However, the original Chipko movement goes back to 18th century Rajasthan, when a group of 363 people from 84 villages, led by a local woman named Amrita Devi, died to protect the khejri trees in the region that the king of Jodhpur had ordered cut down. The king later relented and revoked his order.

This piece written in 2016 argues why Uttarakhand needs another Chipko movement. Well, not just the hilly state, the entire country needs it given how green cover is diminishing around us…

Earlier articles said to learn investing lessons from Dravid, now they are asking Dravid to learn the lessons!

March 26, 2018

No words are sufficient and do justice to Rahul Dravid’s conduct on and off the field. These guys (Laxman, Tendulkar, Sangakara etc) played the game in utmost spirit no matter what the pressures. Last few days have seen cricket slip to a new low  standard and one could have learnt a few things from these guys.

Anyways, this piece is less about cricket and more about personal finances.

When Dravid retired and even later, there were articles on how one should learn personal finance lessons from Dravid. See this for instance:

Women on banknotes are associated with greater gender equality (what about banknotes in India?)

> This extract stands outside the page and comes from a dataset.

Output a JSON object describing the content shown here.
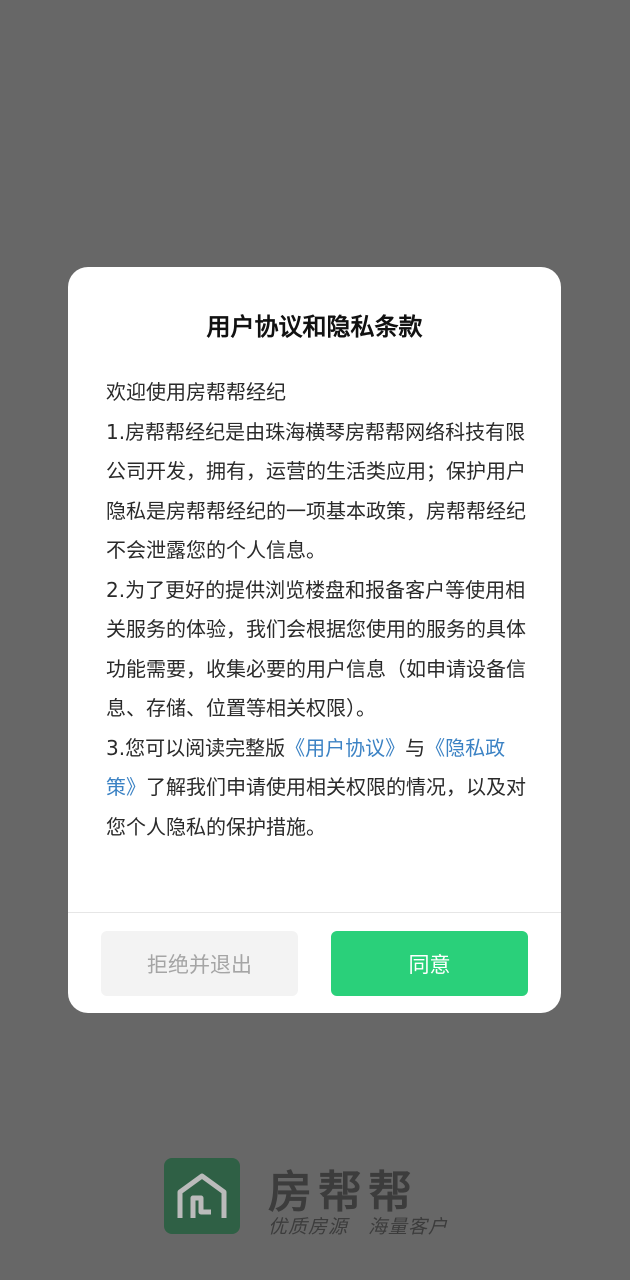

March 26, 2018

Hansika Kapoor in this superb Mint Sunday piece looks at images on banknotes. More specifically, she analyses whether having women on banknotes in different countries also reflects in higher gender equality.

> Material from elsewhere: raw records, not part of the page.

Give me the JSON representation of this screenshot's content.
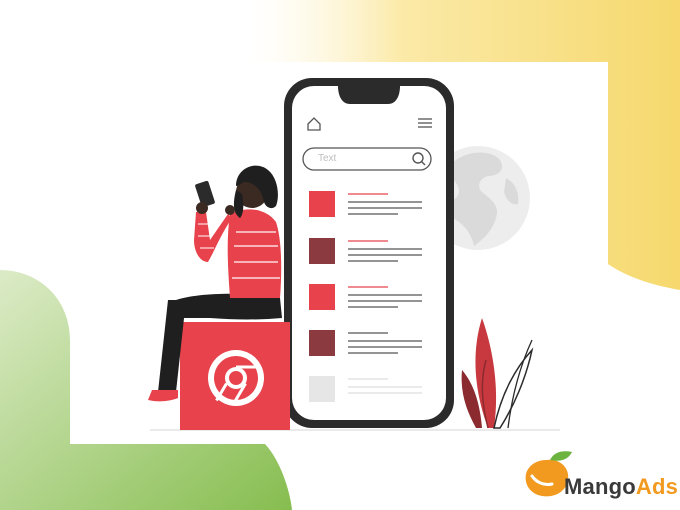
{
  "search": {
    "placeholder": "Text"
  },
  "brand": {
    "name_part1": "Mango",
    "name_part2": "Ads"
  },
  "colors": {
    "accent_red": "#e8434d",
    "dark_red": "#8b3a3f",
    "yellow": "#f6dc7a",
    "green": "#92c25c",
    "phone_frame": "#2b2b2b",
    "mango_orange": "#f29a1f"
  },
  "icons": [
    "home-icon",
    "hamburger-menu-icon",
    "search-icon",
    "browser-logo-icon",
    "globe-icon",
    "mango-logo-icon"
  ]
}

There does seem to be an association:

Slovenia’s central bank governor quits after death threats

March 26, 2018

All kinds of things happening in monetary world. I had pointed how the Ukraine central bank’s governor got coffins outside the office.

Last week, Boštjan Jazbec, the Governor of Slovenia central bank quit due to death threats:

Reserve Bank of New Zealand to consider employment alongside price stability: End of an era?

March 26, 2018

Reserve Bank of New Zealand questioned and changed the thinking on central banking by adopting inflation targets in 1989. The central bank only focused on price stability in its mandate.

After nearly 30 years, there were talks of  reviewing the mandate and adding employment to the inflation. It has been made official now and in the new agreement  signed between the government and central bank, adds employment to the mandate as well. This brings an end to an era when central banks only focused on price stability and adopted inflation targets for achieving the same. Though, Price stability will still be the major objective but it is not the only objective anymore.

Why Delhi may face tomorrow what Cape Town faces today

March 23, 2018

After worries over Bangalore drying, Delhi joins the list as well.

In this Mint piece, Ragini Bhuyan researches on water situation in Delhi.

These signs were visible long ago when one was seeing water tankers in Delhi by mid-90s itself. Ironically, much of this tanker water was going to posh societies built in the newer areas. Now am told, this is fairly wide-spread.

Indian media is doing a poor job of highlighting the huge water crisis staring at us. It is amazing how they react to stock market declines, but barely react to slipping water levels with each passing day.